Dataset extract ▸
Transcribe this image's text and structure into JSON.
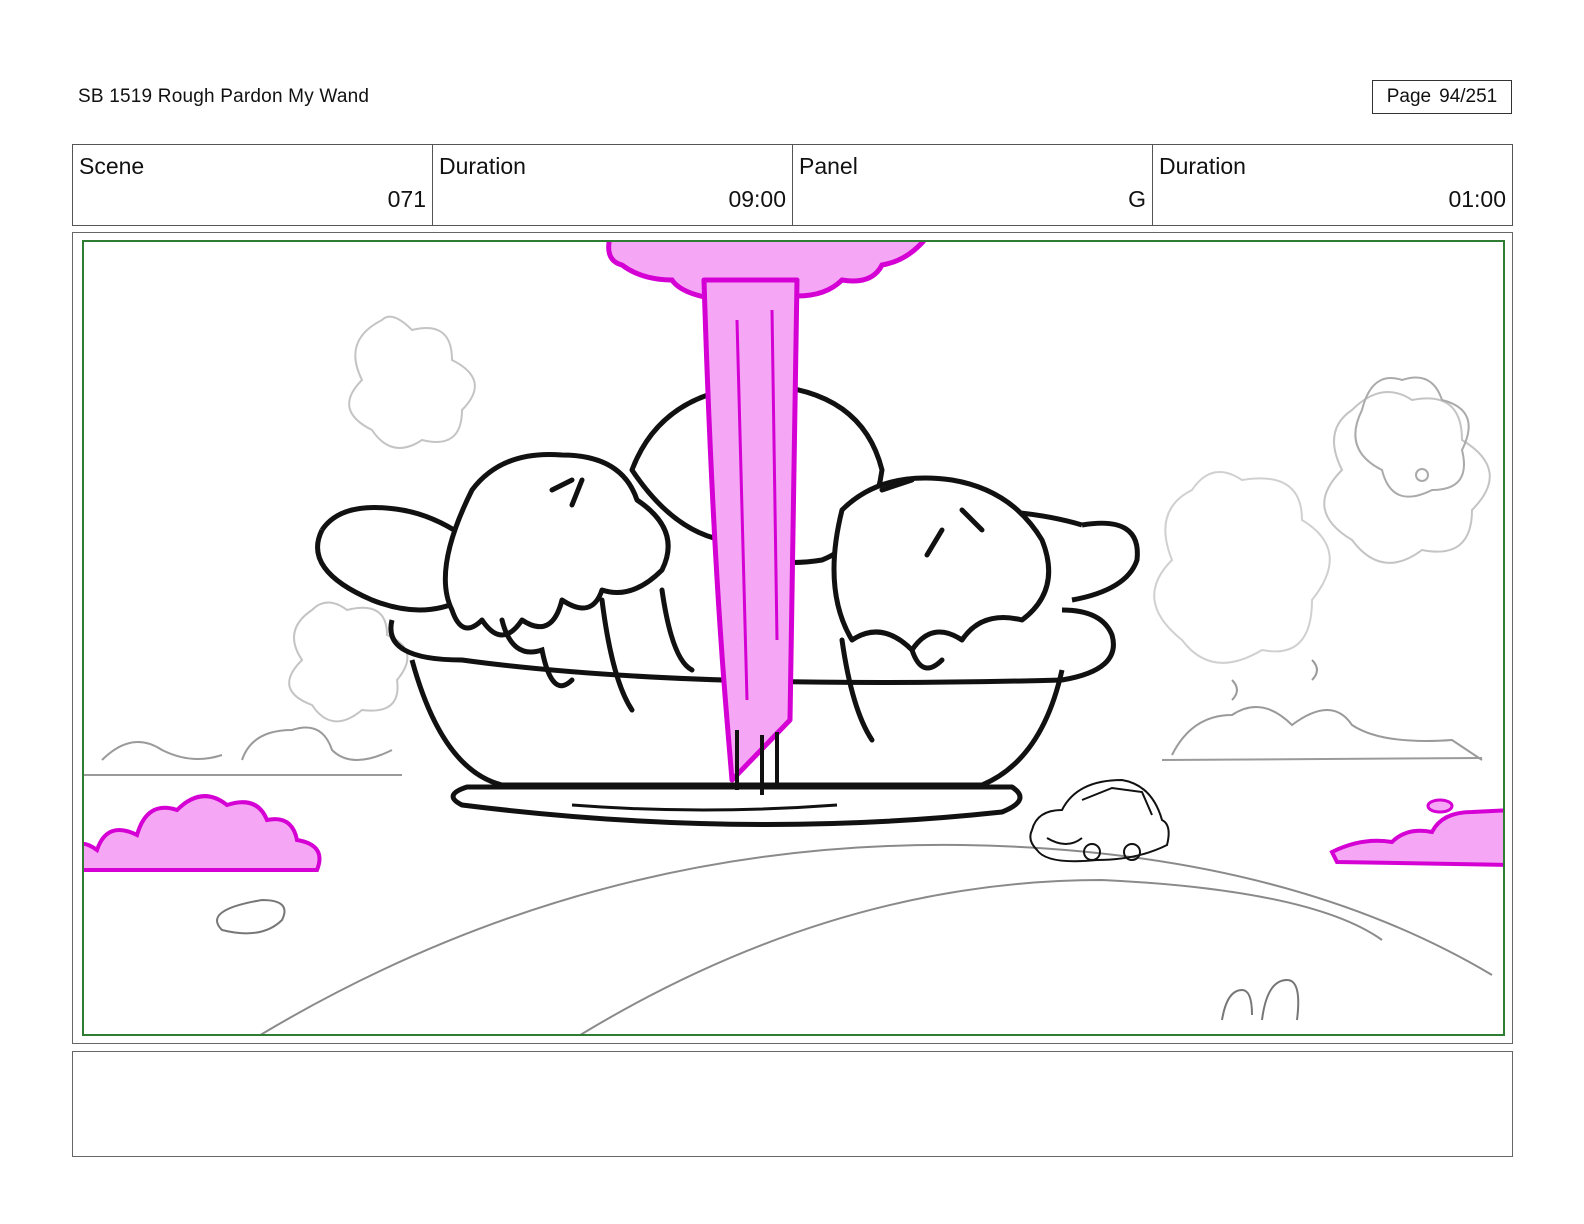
{
  "header": {
    "title": "SB 1519 Rough  Pardon My Wand",
    "page_label": "Page",
    "page_value": "94/251"
  },
  "info": {
    "scene_label": "Scene",
    "scene_value": "071",
    "scene_duration_label": "Duration",
    "scene_duration_value": "09:00",
    "panel_label": "Panel",
    "panel_value": "G",
    "panel_duration_label": "Duration",
    "panel_duration_value": "01:00"
  },
  "colors": {
    "safe_frame": "#2e7d32",
    "magenta_fill": "#f5a6f5",
    "magenta_line": "#d400d4",
    "ink": "#111111",
    "background_sketch": "#b5b5b5"
  },
  "notes": {
    "text": ""
  }
}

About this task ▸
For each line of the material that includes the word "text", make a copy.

Result below ▸
Transcribe this image's text and structure into JSON.
    "text": ""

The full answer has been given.